The Storm Hydroxis is a special edition men’s timepiece, created to celebrate Storm’s 25th anniversary. The timepiece is a dual-time watch, featuring a raised time face along with a futuristic hour and second hand gauge. The red indicator on the right of the dial rises for the hour, while the indicator along the bottom of the watch moves along to show the number of seconds that have passed.
Steve Sun, co-founder and head designer at Storm, says: “The Hydroxis was released as our 25th Anniversary watch because we thought it offered something a little different from watches we’ve launched in the past 25 years.

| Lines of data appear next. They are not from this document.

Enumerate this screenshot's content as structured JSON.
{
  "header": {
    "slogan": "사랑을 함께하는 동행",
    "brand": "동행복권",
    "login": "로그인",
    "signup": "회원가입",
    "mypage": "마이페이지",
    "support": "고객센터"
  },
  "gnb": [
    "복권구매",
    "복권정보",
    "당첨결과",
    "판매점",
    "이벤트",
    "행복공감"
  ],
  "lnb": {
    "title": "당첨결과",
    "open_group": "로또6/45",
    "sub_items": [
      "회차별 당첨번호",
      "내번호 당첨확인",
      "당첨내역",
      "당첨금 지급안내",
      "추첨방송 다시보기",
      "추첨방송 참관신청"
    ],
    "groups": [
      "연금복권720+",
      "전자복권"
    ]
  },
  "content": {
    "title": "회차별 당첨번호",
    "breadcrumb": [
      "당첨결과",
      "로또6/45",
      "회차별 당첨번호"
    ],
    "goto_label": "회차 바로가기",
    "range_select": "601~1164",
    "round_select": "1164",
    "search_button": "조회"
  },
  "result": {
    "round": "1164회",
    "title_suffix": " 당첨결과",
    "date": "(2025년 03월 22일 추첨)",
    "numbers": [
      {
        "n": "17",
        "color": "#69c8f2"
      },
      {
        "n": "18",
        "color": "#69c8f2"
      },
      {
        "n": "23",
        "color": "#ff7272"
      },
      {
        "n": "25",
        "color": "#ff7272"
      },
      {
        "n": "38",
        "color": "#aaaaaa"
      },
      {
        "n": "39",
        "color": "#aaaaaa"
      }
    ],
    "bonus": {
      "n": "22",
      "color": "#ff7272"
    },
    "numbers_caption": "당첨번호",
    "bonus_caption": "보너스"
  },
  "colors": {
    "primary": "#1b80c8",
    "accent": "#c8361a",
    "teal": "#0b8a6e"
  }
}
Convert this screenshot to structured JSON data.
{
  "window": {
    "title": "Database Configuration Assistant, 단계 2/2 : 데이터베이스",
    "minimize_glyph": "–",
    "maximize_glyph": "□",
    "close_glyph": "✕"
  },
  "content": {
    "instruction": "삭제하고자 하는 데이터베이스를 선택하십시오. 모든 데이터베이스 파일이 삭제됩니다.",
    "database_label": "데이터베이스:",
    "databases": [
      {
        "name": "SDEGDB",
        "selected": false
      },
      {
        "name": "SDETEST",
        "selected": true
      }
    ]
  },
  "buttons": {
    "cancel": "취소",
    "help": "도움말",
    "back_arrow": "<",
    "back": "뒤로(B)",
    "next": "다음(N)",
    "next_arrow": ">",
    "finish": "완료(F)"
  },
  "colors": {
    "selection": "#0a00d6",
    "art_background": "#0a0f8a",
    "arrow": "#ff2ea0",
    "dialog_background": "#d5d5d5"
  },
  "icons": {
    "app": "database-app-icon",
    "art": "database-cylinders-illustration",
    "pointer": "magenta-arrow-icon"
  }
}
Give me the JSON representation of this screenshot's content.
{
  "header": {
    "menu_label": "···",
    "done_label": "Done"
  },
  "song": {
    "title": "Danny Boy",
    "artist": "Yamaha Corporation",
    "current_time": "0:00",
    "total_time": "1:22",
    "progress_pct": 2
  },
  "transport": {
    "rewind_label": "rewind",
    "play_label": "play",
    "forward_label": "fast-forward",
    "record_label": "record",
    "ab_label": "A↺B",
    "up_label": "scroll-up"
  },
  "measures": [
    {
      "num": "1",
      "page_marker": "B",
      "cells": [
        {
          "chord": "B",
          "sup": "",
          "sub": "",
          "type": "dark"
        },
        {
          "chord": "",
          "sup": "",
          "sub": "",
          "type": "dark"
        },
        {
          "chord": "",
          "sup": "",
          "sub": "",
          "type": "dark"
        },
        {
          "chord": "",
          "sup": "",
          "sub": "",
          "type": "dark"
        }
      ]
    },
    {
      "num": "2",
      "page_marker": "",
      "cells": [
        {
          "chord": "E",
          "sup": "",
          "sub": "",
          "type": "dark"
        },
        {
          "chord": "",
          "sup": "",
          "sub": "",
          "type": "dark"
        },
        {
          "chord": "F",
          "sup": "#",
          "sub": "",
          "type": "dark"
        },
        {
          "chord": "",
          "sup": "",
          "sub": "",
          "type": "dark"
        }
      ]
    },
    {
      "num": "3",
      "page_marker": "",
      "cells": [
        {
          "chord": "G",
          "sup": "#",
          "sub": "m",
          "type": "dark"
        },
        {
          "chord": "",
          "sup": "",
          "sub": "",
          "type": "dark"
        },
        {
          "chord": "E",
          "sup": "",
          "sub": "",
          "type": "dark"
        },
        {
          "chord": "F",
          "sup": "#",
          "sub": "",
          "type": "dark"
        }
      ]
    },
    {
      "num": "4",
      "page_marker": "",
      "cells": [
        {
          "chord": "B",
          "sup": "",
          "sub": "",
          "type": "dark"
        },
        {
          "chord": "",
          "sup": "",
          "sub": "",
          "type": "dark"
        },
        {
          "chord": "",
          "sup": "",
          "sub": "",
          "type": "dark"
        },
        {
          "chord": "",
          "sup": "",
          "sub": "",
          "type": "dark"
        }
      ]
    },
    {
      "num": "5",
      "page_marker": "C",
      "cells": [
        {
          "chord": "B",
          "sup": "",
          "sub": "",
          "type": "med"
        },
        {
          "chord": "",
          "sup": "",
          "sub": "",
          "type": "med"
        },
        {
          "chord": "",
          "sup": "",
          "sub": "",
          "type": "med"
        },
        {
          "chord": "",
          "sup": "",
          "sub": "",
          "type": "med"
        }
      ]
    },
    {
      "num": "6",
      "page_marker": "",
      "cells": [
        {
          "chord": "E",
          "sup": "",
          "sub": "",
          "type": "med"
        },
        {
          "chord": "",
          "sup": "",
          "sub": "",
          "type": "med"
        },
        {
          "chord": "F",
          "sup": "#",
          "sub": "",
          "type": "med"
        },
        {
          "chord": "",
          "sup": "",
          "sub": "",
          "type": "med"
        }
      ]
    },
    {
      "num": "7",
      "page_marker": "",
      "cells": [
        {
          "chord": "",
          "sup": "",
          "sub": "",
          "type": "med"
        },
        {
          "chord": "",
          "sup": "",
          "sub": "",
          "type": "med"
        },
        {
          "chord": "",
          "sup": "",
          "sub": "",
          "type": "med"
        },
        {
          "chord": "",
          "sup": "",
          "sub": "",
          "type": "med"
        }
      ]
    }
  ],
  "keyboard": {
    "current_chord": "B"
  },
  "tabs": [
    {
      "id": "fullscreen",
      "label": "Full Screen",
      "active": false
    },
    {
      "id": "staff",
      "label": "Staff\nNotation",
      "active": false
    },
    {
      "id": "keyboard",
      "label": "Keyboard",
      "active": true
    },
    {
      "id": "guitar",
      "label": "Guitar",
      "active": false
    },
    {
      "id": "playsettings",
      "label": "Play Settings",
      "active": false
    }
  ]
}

It definitely has futuristic appeal and it’s proved to be a great success so far.”
The watch, is just one of the few futuristic timepieces in the brand’s collection including the Storm V2 Navigator, the Storm Tri-Mez and the Storm Digimec, which uses an LED display to present the time and date when a button is pressed.
Another futuristic style watch in the luxury market is the HYT H3. This model uses uses hydro-mechanical movement, switching from the brand’s usual circular movement to a linear liquid indicator.
Positioned on the upper face of the watch is a glass tube or ‘capillary’ which, operating in a vacuum, contains two fluids, one which is a water-based coloured fluid and one a viscous-based fluid. On each side of the capillary are two ‘bellows’ with the left pushing the water-based fluid, driving the time display, while the right bellow pushes the viscous-based fluid in opposition. Once the fluid reaches the end of the tube after six hours, the fluid goes into retrograde and goes back to the start to begin the process again. Once this has happened the four face dial below the tube rotates to show the next six hours of the day, allowing the 24 hours of the day to be
The timepiece, which is limited to just 25 pieces worldwide, is not only futuristic in style, but it is breaking new ground in our understanding of how watches measure time.